» RECORDS FOR THIS TASK:

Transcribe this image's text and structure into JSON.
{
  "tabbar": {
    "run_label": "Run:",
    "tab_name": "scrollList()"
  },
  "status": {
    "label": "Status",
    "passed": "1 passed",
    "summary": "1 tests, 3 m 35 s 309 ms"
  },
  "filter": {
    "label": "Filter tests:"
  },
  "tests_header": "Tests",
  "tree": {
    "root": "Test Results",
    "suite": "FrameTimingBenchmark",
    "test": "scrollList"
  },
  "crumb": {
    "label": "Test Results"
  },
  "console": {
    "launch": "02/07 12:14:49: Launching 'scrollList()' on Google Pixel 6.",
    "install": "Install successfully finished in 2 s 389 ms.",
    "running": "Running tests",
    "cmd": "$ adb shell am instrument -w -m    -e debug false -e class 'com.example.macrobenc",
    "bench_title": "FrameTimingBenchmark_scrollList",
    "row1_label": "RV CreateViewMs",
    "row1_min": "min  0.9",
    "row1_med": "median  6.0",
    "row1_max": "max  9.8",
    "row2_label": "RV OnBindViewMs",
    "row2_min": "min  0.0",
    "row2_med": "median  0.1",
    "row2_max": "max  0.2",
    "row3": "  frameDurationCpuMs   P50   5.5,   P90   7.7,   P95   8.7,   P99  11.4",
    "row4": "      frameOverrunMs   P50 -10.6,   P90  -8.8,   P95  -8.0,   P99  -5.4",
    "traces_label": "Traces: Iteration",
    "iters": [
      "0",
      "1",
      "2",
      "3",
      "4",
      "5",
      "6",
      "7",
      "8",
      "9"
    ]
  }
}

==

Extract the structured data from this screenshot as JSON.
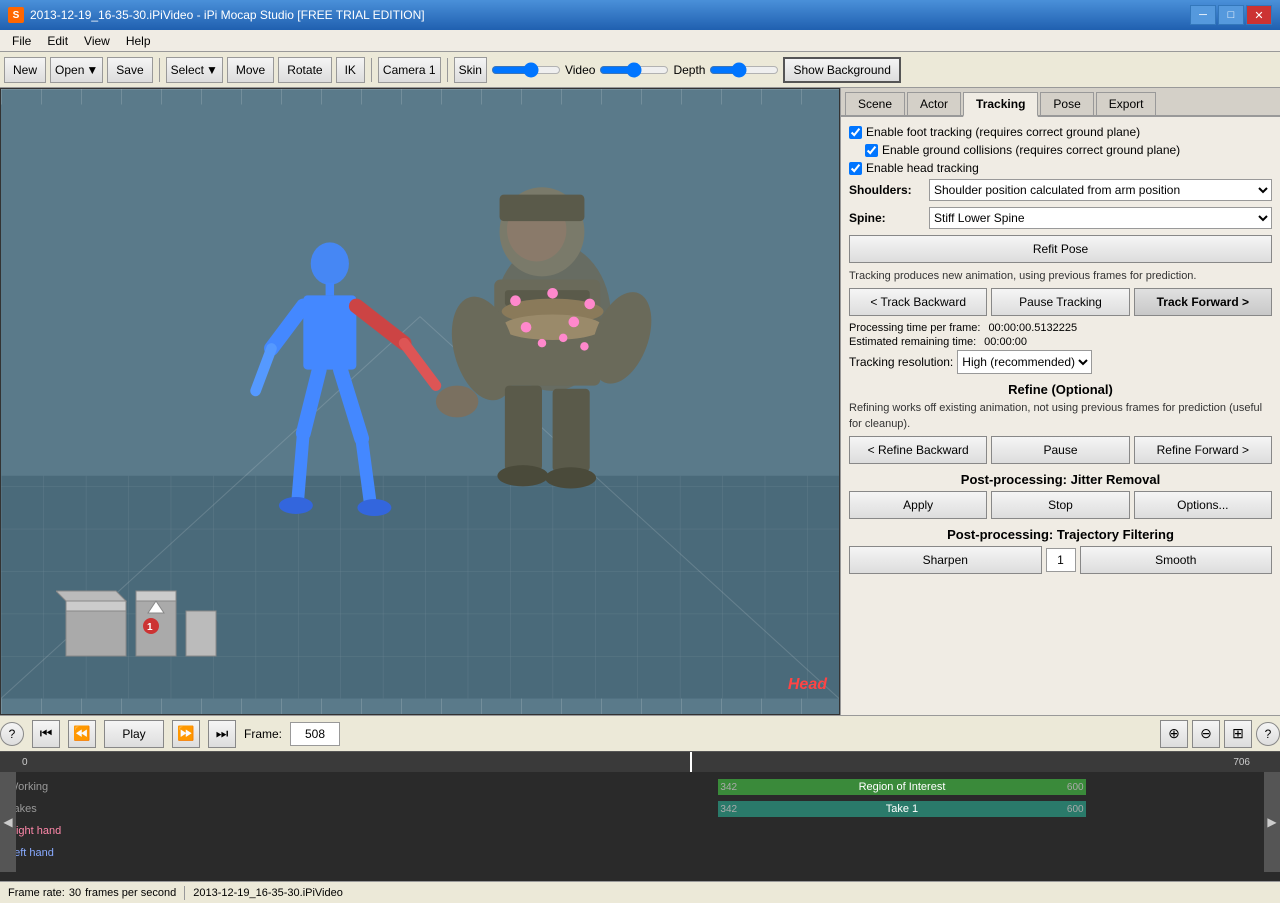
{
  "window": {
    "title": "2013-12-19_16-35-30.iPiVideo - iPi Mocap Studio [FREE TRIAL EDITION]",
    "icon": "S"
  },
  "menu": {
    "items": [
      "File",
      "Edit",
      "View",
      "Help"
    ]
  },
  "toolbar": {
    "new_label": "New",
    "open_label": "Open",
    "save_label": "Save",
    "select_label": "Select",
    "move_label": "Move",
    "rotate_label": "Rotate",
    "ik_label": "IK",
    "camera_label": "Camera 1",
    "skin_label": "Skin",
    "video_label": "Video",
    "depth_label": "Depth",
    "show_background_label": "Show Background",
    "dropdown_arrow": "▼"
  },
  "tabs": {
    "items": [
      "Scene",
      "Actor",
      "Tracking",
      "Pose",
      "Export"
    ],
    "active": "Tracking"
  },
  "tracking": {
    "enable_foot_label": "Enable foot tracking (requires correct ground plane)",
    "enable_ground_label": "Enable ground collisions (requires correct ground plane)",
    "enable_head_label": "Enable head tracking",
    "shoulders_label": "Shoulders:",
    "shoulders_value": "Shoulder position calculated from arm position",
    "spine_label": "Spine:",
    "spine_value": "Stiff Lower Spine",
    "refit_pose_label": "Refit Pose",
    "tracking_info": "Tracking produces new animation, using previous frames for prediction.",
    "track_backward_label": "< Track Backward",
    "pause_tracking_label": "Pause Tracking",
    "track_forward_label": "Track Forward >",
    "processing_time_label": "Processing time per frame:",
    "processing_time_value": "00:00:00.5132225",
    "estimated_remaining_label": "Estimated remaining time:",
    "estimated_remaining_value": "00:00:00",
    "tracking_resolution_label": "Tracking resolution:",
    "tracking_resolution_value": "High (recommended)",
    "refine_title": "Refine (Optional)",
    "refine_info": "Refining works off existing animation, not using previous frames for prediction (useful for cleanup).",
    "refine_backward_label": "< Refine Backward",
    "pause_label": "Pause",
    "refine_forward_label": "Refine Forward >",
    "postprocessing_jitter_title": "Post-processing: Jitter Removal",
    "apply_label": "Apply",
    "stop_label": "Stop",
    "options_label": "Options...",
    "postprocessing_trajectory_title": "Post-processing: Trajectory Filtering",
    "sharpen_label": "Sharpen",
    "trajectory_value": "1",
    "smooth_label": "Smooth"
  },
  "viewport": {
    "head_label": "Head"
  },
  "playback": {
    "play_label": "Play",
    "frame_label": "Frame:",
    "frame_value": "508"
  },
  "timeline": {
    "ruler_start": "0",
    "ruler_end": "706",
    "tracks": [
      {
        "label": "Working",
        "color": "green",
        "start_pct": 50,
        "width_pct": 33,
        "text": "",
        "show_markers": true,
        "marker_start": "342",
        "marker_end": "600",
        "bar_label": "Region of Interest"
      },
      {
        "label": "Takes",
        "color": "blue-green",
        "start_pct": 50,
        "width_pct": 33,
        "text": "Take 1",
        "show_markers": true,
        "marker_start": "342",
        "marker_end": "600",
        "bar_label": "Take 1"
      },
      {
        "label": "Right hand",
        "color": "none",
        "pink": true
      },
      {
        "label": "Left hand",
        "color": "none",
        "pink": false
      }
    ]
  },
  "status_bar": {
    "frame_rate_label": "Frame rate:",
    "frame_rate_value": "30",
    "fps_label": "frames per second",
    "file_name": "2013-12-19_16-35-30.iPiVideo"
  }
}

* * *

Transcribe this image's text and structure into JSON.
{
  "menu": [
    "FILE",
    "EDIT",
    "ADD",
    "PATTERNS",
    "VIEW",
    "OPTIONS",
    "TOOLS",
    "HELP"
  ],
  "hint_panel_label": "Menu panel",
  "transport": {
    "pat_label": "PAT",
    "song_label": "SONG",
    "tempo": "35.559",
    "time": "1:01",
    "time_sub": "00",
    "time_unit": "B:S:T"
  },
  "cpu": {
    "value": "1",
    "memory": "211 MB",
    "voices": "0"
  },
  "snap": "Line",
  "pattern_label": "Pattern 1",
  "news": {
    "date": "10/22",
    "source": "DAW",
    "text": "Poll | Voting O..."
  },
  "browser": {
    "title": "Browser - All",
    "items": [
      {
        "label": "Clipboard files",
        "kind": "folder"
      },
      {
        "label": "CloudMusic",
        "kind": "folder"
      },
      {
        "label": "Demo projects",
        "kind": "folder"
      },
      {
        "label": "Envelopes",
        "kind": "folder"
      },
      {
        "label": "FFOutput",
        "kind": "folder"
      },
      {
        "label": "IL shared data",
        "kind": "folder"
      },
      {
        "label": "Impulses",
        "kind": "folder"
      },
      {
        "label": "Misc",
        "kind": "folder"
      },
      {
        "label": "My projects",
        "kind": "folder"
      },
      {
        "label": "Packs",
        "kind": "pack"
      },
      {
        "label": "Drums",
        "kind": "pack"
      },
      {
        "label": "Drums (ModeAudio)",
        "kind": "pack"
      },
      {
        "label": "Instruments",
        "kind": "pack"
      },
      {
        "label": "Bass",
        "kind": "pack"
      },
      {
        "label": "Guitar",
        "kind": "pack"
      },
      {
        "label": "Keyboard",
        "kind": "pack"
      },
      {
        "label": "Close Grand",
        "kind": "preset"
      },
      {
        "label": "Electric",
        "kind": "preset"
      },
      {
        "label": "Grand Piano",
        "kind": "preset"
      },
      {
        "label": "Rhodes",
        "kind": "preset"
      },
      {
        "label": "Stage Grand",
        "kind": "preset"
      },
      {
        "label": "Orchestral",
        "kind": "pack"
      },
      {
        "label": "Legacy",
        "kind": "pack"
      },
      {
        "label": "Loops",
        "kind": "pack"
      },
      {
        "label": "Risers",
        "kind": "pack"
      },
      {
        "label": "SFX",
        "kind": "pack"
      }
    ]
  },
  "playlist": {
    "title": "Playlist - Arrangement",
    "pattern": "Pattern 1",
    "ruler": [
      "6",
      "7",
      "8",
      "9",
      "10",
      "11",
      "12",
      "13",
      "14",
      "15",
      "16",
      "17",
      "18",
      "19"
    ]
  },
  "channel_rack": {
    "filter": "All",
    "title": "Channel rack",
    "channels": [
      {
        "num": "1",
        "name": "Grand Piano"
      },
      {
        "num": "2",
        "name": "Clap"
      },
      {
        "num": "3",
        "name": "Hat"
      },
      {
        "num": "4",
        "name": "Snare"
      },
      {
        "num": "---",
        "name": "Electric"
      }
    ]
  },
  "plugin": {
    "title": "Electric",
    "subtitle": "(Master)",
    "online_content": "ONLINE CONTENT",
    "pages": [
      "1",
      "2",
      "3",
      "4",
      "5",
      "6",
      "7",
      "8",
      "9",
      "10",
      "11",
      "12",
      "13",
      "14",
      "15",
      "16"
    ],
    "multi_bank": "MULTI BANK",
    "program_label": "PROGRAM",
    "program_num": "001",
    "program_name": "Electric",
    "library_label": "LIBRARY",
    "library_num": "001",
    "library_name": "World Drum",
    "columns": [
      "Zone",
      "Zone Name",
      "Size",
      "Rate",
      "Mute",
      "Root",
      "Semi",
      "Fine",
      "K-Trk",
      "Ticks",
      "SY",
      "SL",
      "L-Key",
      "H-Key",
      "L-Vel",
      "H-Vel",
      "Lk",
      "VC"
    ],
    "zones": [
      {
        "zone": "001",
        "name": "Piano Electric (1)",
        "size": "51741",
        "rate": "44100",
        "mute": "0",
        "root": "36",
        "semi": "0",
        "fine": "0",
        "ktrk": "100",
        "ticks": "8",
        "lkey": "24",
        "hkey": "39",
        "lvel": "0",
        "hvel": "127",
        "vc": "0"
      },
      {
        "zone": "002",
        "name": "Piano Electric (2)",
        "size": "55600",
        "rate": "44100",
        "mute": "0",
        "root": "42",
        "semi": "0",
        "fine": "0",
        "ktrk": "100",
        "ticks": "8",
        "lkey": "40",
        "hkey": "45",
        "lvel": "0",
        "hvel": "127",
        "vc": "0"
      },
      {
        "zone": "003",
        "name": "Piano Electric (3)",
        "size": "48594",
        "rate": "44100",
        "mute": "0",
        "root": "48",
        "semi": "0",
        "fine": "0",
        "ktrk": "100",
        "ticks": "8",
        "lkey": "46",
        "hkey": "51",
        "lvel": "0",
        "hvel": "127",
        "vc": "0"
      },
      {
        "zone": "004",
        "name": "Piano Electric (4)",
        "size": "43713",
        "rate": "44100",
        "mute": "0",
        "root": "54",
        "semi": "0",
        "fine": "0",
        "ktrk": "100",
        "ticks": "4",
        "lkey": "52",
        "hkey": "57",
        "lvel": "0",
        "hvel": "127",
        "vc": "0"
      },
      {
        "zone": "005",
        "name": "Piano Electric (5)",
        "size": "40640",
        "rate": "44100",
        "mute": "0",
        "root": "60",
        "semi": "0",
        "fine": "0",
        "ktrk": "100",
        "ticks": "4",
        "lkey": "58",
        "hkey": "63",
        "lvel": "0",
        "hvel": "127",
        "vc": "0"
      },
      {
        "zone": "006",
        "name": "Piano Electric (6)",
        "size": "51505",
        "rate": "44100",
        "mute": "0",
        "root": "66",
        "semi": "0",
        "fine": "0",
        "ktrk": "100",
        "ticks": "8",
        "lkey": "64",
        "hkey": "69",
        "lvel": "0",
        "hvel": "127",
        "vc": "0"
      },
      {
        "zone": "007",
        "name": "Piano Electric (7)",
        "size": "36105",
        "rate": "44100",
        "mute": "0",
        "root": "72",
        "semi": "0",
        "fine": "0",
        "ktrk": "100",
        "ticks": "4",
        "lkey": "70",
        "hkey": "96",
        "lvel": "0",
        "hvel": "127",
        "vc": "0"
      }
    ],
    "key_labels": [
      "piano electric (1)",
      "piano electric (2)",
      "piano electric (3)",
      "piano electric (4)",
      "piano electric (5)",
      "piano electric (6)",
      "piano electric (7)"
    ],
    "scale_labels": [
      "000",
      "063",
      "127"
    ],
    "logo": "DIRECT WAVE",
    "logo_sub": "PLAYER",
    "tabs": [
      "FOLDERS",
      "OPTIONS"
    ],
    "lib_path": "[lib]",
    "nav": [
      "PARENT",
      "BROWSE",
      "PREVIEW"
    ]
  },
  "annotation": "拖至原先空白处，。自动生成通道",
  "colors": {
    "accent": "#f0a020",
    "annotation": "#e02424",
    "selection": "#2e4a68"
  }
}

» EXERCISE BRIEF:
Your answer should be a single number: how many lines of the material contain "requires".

» RESPONSE BELOW:
2